##### Exercise inputs

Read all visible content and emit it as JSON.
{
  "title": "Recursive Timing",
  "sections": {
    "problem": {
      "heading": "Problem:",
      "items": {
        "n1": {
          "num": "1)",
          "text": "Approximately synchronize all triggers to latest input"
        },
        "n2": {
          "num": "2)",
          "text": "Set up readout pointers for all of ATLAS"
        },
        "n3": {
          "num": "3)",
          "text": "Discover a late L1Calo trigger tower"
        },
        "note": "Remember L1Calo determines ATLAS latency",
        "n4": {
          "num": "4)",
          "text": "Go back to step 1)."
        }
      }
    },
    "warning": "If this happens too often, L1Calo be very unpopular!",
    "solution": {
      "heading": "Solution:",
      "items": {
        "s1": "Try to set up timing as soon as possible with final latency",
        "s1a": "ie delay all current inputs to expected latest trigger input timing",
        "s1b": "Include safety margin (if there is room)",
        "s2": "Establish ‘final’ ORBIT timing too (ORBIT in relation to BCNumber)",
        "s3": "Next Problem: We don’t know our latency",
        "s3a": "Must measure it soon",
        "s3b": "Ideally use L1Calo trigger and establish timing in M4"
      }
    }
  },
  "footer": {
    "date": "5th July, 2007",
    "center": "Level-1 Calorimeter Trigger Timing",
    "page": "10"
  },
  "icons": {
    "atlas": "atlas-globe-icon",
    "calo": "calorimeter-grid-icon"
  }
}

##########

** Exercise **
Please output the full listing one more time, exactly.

** Written response **
Read all visible content and emit it as JSON.
{
  "title": "Recursive Timing",
  "sections": {
    "problem": {
      "heading": "Problem:",
      "items": {
        "n1": {
          "num": "1)",
          "text": "Approximately synchronize all triggers to latest input"
        },
        "n2": {
          "num": "2)",
          "text": "Set up readout pointers for all of ATLAS"
        },
        "n3": {
          "num": "3)",
          "text": "Discover a late L1Calo trigger tower"
        },
        "note": "Remember L1Calo determines ATLAS latency",
        "n4": {
          "num": "4)",
          "text": "Go back to step 1)."
        }
      }
    },
    "warning": "If this happens too often, L1Calo be very unpopular!",
    "solution": {
      "heading": "Solution:",
      "items": {
        "s1": "Try to set up timing as soon as possible with final latency",
        "s1a": "ie delay all current inputs to expected latest trigger input timing",
        "s1b": "Include safety margin (if there is room)",
        "s2": "Establish ‘final’ ORBIT timing too (ORBIT in relation to BCNumber)",
        "s3": "Next Problem: We don’t know our latency",
        "s3a": "Must measure it soon",
        "s3b": "Ideally use L1Calo trigger and establish timing in M4"
      }
    }
  },
  "footer": {
    "date": "5th July, 2007",
    "center": "Level-1 Calorimeter Trigger Timing",
    "page": "10"
  },
  "icons": {
    "atlas": "atlas-globe-icon",
    "calo": "calorimeter-grid-icon"
  }
}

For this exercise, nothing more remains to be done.